● **DIRECTIONS**: An exact copy of all the entries is needed, with no images in it.

[Element data from apps and pages]
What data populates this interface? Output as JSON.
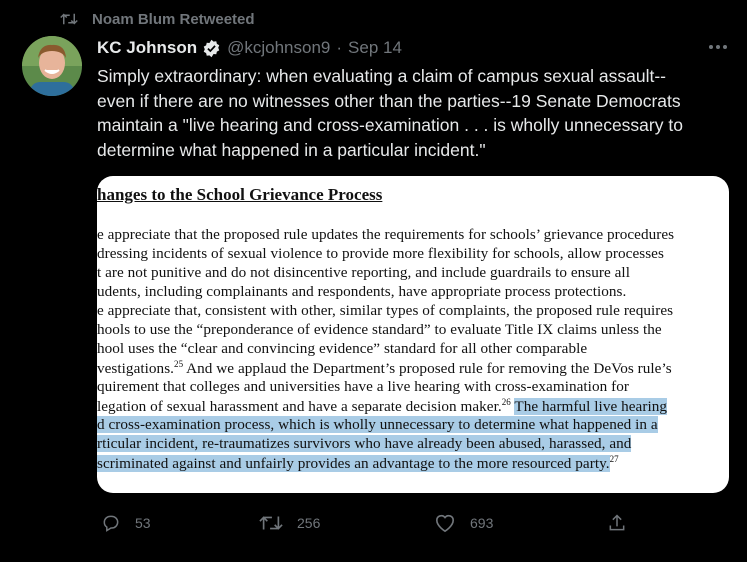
{
  "retweet": {
    "icon": "retweet-icon",
    "label": "Noam Blum Retweeted"
  },
  "author": {
    "name": "KC Johnson",
    "verified_icon": "verified-badge-icon",
    "handle": "@kcjohnson9",
    "separator": "·",
    "date": "Sep 14"
  },
  "more_icon": "more-options-icon",
  "tweet": {
    "lines": [
      "Simply extraordinary: when evaluating a claim of campus sexual assault--",
      "even if there are no witnesses other than the parties--19 Senate Democrats",
      "maintain a \"live hearing and cross-examination . . . is wholly unnecessary to",
      "determine what happened in a particular incident.\""
    ]
  },
  "document": {
    "heading": "hanges to the School Grievance Process",
    "lines": [
      "e appreciate that the proposed rule updates the requirements for schools’ grievance procedures",
      "dressing incidents of sexual violence to provide more flexibility for schools, allow processes",
      "t are not punitive and do not disincentive reporting, and include guardrails to ensure all",
      "udents, including complainants and respondents, have appropriate process protections.",
      "e appreciate that, consistent with other, similar types of complaints, the proposed rule requires",
      "hools to use the “preponderance of evidence standard” to evaluate Title IX claims unless the",
      "hool uses the “clear and convincing evidence” standard for all other comparable",
      "vestigations.",
      "25",
      " And we applaud the Department’s proposed rule for removing the DeVos rule’s",
      "quirement that colleges and universities have a live hearing with cross-examination for",
      "legation of sexual harassment and have a separate decision maker.",
      "26",
      " ",
      "The harmful live hearing",
      "d cross-examination process, which is wholly unnecessary to determine what happened in a",
      "rticular incident, re-traumatizes survivors who have already been abused, harassed, and",
      "scriminated against and unfairly provides an advantage to the more resourced party.",
      "27"
    ]
  },
  "actions": {
    "reply": {
      "icon": "reply-icon",
      "count": "53"
    },
    "retweet": {
      "icon": "retweet-icon",
      "count": "256"
    },
    "like": {
      "icon": "heart-icon",
      "count": "693"
    },
    "share": {
      "icon": "share-icon"
    }
  },
  "colors": {
    "background": "#000000",
    "text": "#e7e9ea",
    "muted": "#71767b",
    "verified": "#e7e9ea",
    "highlight": "#a9cce6"
  }
}
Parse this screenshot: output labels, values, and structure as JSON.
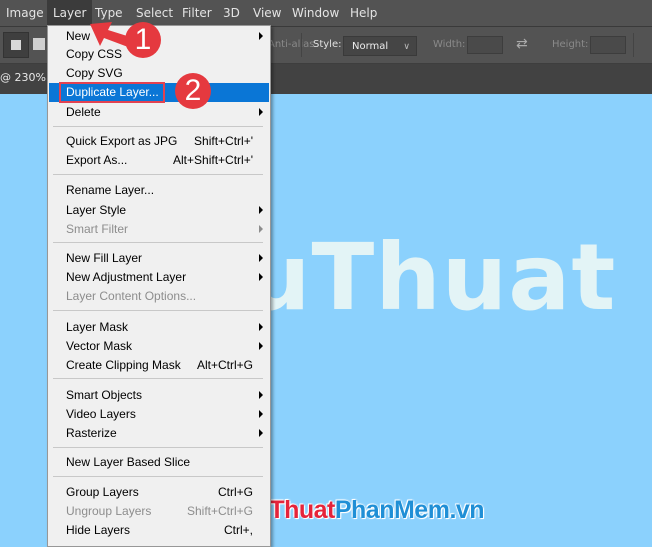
{
  "menubar": {
    "items": [
      "Image",
      "Layer",
      "Type",
      "Select",
      "Filter",
      "3D",
      "View",
      "Window",
      "Help"
    ],
    "active": "Layer"
  },
  "options_bar": {
    "antialias_label": "Anti-alias",
    "style_label": "Style:",
    "style_value": "Normal",
    "width_label": "Width:",
    "height_label": "Height:",
    "width_value": "",
    "height_value": ""
  },
  "document_tab": {
    "title": "@ 230% ("
  },
  "canvas": {
    "text": "uThuat",
    "background": "#8bd1fd"
  },
  "layer_menu": {
    "items": [
      {
        "label": "New",
        "shortcut": "",
        "submenu": true,
        "disabled": false
      },
      {
        "label": "Copy CSS",
        "shortcut": "",
        "submenu": false,
        "disabled": false
      },
      {
        "label": "Copy SVG",
        "shortcut": "",
        "submenu": false,
        "disabled": false
      },
      {
        "label": "Duplicate Layer...",
        "shortcut": "",
        "submenu": false,
        "disabled": false,
        "highlighted": true
      },
      {
        "label": "Delete",
        "shortcut": "",
        "submenu": true,
        "disabled": false
      },
      {
        "label": "Quick Export as JPG",
        "shortcut": "Shift+Ctrl+'",
        "submenu": false,
        "disabled": false
      },
      {
        "label": "Export As...",
        "shortcut": "Alt+Shift+Ctrl+'",
        "submenu": false,
        "disabled": false
      },
      {
        "label": "Rename Layer...",
        "shortcut": "",
        "submenu": false,
        "disabled": false
      },
      {
        "label": "Layer Style",
        "shortcut": "",
        "submenu": true,
        "disabled": false
      },
      {
        "label": "Smart Filter",
        "shortcut": "",
        "submenu": true,
        "disabled": true
      },
      {
        "label": "New Fill Layer",
        "shortcut": "",
        "submenu": true,
        "disabled": false
      },
      {
        "label": "New Adjustment Layer",
        "shortcut": "",
        "submenu": true,
        "disabled": false
      },
      {
        "label": "Layer Content Options...",
        "shortcut": "",
        "submenu": false,
        "disabled": true
      },
      {
        "label": "Layer Mask",
        "shortcut": "",
        "submenu": true,
        "disabled": false
      },
      {
        "label": "Vector Mask",
        "shortcut": "",
        "submenu": true,
        "disabled": false
      },
      {
        "label": "Create Clipping Mask",
        "shortcut": "Alt+Ctrl+G",
        "submenu": false,
        "disabled": false
      },
      {
        "label": "Smart Objects",
        "shortcut": "",
        "submenu": true,
        "disabled": false
      },
      {
        "label": "Video Layers",
        "shortcut": "",
        "submenu": true,
        "disabled": false
      },
      {
        "label": "Rasterize",
        "shortcut": "",
        "submenu": true,
        "disabled": false
      },
      {
        "label": "New Layer Based Slice",
        "shortcut": "",
        "submenu": false,
        "disabled": false
      },
      {
        "label": "Group Layers",
        "shortcut": "Ctrl+G",
        "submenu": false,
        "disabled": false
      },
      {
        "label": "Ungroup Layers",
        "shortcut": "Shift+Ctrl+G",
        "submenu": false,
        "disabled": true
      },
      {
        "label": "Hide Layers",
        "shortcut": "Ctrl+,",
        "submenu": false,
        "disabled": false
      }
    ]
  },
  "annotations": {
    "step1": "1",
    "step2": "2",
    "color": "#e5393f"
  },
  "watermark": {
    "part1": "ThuThuat",
    "part2": "PhanMem.vn",
    "color1": "#e5243b",
    "color2": "#1f8fd6"
  },
  "colors": {
    "menu_highlight": "#0a76d6",
    "toolbar_bg": "#535353"
  }
}
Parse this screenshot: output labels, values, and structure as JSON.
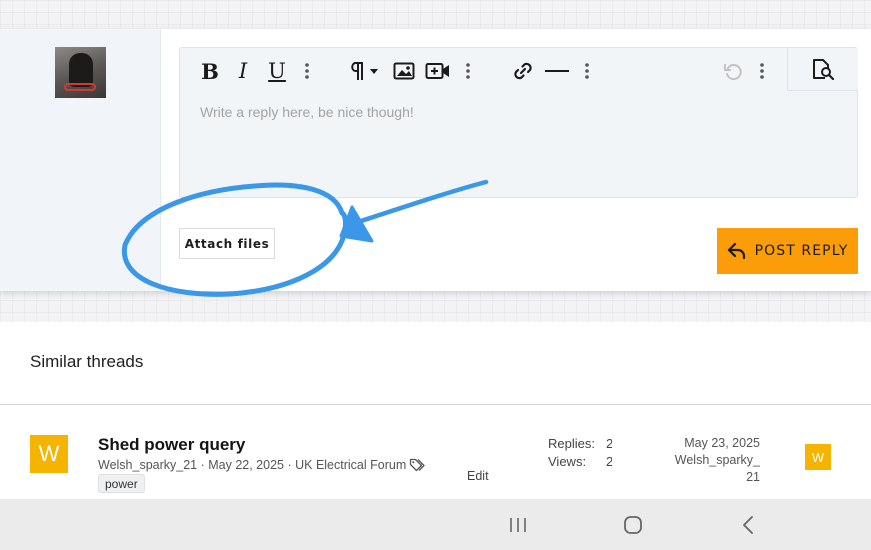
{
  "editor": {
    "placeholder": "Write a reply here, be nice though!",
    "toolbar": {
      "bold_label": "B",
      "italic_label": "I",
      "underline_label": "U"
    }
  },
  "actions": {
    "attach_label": "Attach files",
    "post_reply_label": "POST REPLY"
  },
  "similar_threads": {
    "heading": "Similar threads",
    "items": [
      {
        "avatar_letter": "W",
        "title": "Shed power query",
        "author": "Welsh_sparky_21",
        "date": "May 22, 2025",
        "forum": "UK Electrical Forum",
        "tag": "power",
        "edit_label": "Edit",
        "replies_label": "Replies:",
        "replies_value": "2",
        "views_label": "Views:",
        "views_value": "2",
        "last_post_date": "May 23, 2025",
        "last_post_user_line1": "Welsh_sparky_",
        "last_post_user_line2": "21",
        "last_avatar_letter": "W"
      }
    ]
  },
  "colors": {
    "accent": "#fb9d08",
    "avatar_bg": "#f5b400",
    "annotation": "#3b97e8"
  }
}
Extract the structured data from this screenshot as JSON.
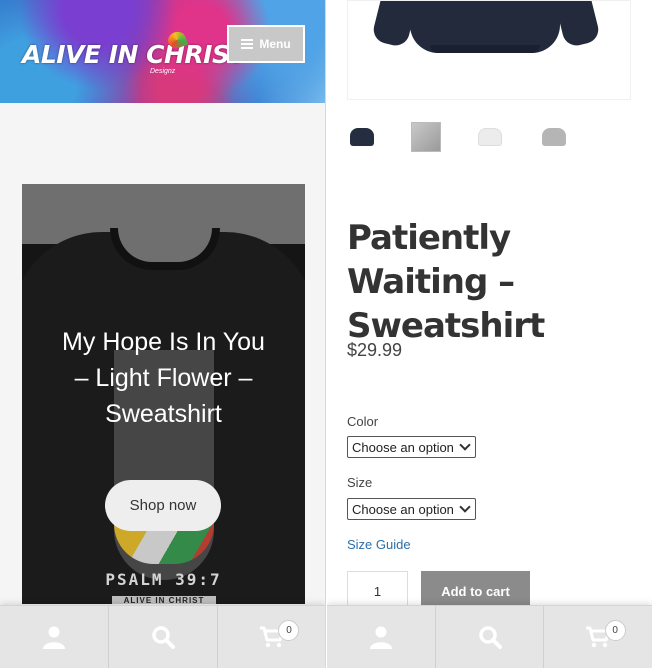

● **SOLUTION TO THIS PROBLEM**:
What data populates this interface? Output as JSON.
{
  "retweet": {
    "icon": "retweet-icon",
    "label": "Noam Blum Retweeted"
  },
  "author": {
    "name": "KC Johnson",
    "verified_icon": "verified-badge-icon",
    "handle": "@kcjohnson9",
    "separator": "·",
    "date": "Sep 14"
  },
  "more_icon": "more-options-icon",
  "tweet": {
    "lines": [
      "Simply extraordinary: when evaluating a claim of campus sexual assault--",
      "even if there are no witnesses other than the parties--19 Senate Democrats",
      "maintain a \"live hearing and cross-examination . . . is wholly unnecessary to",
      "determine what happened in a particular incident.\""
    ]
  },
  "document": {
    "heading": "hanges to the School Grievance Process",
    "lines": [
      "e appreciate that the proposed rule updates the requirements for schools’ grievance procedures",
      "dressing incidents of sexual violence to provide more flexibility for schools, allow processes",
      "t are not punitive and do not disincentive reporting, and include guardrails to ensure all",
      "udents, including complainants and respondents, have appropriate process protections.",
      "e appreciate that, consistent with other, similar types of complaints, the proposed rule requires",
      "hools to use the “preponderance of evidence standard” to evaluate Title IX claims unless the",
      "hool uses the “clear and convincing evidence” standard for all other comparable",
      "vestigations.",
      "25",
      " And we applaud the Department’s proposed rule for removing the DeVos rule’s",
      "quirement that colleges and universities have a live hearing with cross-examination for",
      "legation of sexual harassment and have a separate decision maker.",
      "26",
      " ",
      "The harmful live hearing",
      "d cross-examination process, which is wholly unnecessary to determine what happened in a",
      "rticular incident, re-traumatizes survivors who have already been abused, harassed, and",
      "scriminated against and unfairly provides an advantage to the more resourced party.",
      "27"
    ]
  },
  "actions": {
    "reply": {
      "icon": "reply-icon",
      "count": "53"
    },
    "retweet": {
      "icon": "retweet-icon",
      "count": "256"
    },
    "like": {
      "icon": "heart-icon",
      "count": "693"
    },
    "share": {
      "icon": "share-icon"
    }
  },
  "colors": {
    "background": "#000000",
    "text": "#e7e9ea",
    "muted": "#71767b",
    "verified": "#e7e9ea",
    "highlight": "#a9cce6"
  }
}
Parse this screenshot: output labels, values, and structure as JSON.
{
  "menubar": {
    "items": [
      "Image",
      "Layer",
      "Type",
      "Select",
      "Filter",
      "3D",
      "View",
      "Window",
      "Help"
    ],
    "active": "Layer"
  },
  "options_bar": {
    "antialias_label": "Anti-alias",
    "style_label": "Style:",
    "style_value": "Normal",
    "width_label": "Width:",
    "height_label": "Height:",
    "width_value": "",
    "height_value": ""
  },
  "document_tab": {
    "title": "@ 230% ("
  },
  "canvas": {
    "text": "uThuat",
    "background": "#8bd1fd"
  },
  "layer_menu": {
    "items": [
      {
        "label": "New",
        "shortcut": "",
        "submenu": true,
        "disabled": false
      },
      {
        "label": "Copy CSS",
        "shortcut": "",
        "submenu": false,
        "disabled": false
      },
      {
        "label": "Copy SVG",
        "shortcut": "",
        "submenu": false,
        "disabled": false
      },
      {
        "label": "Duplicate Layer...",
        "shortcut": "",
        "submenu": false,
        "disabled": false,
        "highlighted": true
      },
      {
        "label": "Delete",
        "shortcut": "",
        "submenu": true,
        "disabled": false
      },
      {
        "label": "Quick Export as JPG",
        "shortcut": "Shift+Ctrl+'",
        "submenu": false,
        "disabled": false
      },
      {
        "label": "Export As...",
        "shortcut": "Alt+Shift+Ctrl+'",
        "submenu": false,
        "disabled": false
      },
      {
        "label": "Rename Layer...",
        "shortcut": "",
        "submenu": false,
        "disabled": false
      },
      {
        "label": "Layer Style",
        "shortcut": "",
        "submenu": true,
        "disabled": false
      },
      {
        "label": "Smart Filter",
        "shortcut": "",
        "submenu": true,
        "disabled": true
      },
      {
        "label": "New Fill Layer",
        "shortcut": "",
        "submenu": true,
        "disabled": false
      },
      {
        "label": "New Adjustment Layer",
        "shortcut": "",
        "submenu": true,
        "disabled": false
      },
      {
        "label": "Layer Content Options...",
        "shortcut": "",
        "submenu": false,
        "disabled": true
      },
      {
        "label": "Layer Mask",
        "shortcut": "",
        "submenu": true,
        "disabled": false
      },
      {
        "label": "Vector Mask",
        "shortcut": "",
        "submenu": true,
        "disabled": false
      },
      {
        "label": "Create Clipping Mask",
        "shortcut": "Alt+Ctrl+G",
        "submenu": false,
        "disabled": false
      },
      {
        "label": "Smart Objects",
        "shortcut": "",
        "submenu": true,
        "disabled": false
      },
      {
        "label": "Video Layers",
        "shortcut": "",
        "submenu": true,
        "disabled": false
      },
      {
        "label": "Rasterize",
        "shortcut": "",
        "submenu": true,
        "disabled": false
      },
      {
        "label": "New Layer Based Slice",
        "shortcut": "",
        "submenu": false,
        "disabled": false
      },
      {
        "label": "Group Layers",
        "shortcut": "Ctrl+G",
        "submenu": false,
        "disabled": false
      },
      {
        "label": "Ungroup Layers",
        "shortcut": "Shift+Ctrl+G",
        "submenu": false,
        "disabled": true
      },
      {
        "label": "Hide Layers",
        "shortcut": "Ctrl+,",
        "submenu": false,
        "disabled": false
      }
    ]
  },
  "annotations": {
    "step1": "1",
    "step2": "2",
    "color": "#e5393f"
  },
  "watermark": {
    "part1": "ThuThuat",
    "part2": "PhanMem.vn",
    "color1": "#e5243b",
    "color2": "#1f8fd6"
  },
  "colors": {
    "menu_highlight": "#0a76d6",
    "toolbar_bg": "#535353"
  }
}
Parse this screenshot: output labels, values, and structure as JSON.
{
  "editor": {
    "placeholder": "Write a reply here, be nice though!",
    "toolbar": {
      "bold_label": "B",
      "italic_label": "I",
      "underline_label": "U"
    }
  },
  "actions": {
    "attach_label": "Attach files",
    "post_reply_label": "POST REPLY"
  },
  "similar_threads": {
    "heading": "Similar threads",
    "items": [
      {
        "avatar_letter": "W",
        "title": "Shed power query",
        "author": "Welsh_sparky_21",
        "date": "May 22, 2025",
        "forum": "UK Electrical Forum",
        "tag": "power",
        "edit_label": "Edit",
        "replies_label": "Replies:",
        "replies_value": "2",
        "views_label": "Views:",
        "views_value": "2",
        "last_post_date": "May 23, 2025",
        "last_post_user_line1": "Welsh_sparky_",
        "last_post_user_line2": "21",
        "last_avatar_letter": "W"
      }
    ]
  },
  "colors": {
    "accent": "#fb9d08",
    "avatar_bg": "#f5b400",
    "annotation": "#3b97e8"
  }
}
Extract the structured data from this screenshot as JSON.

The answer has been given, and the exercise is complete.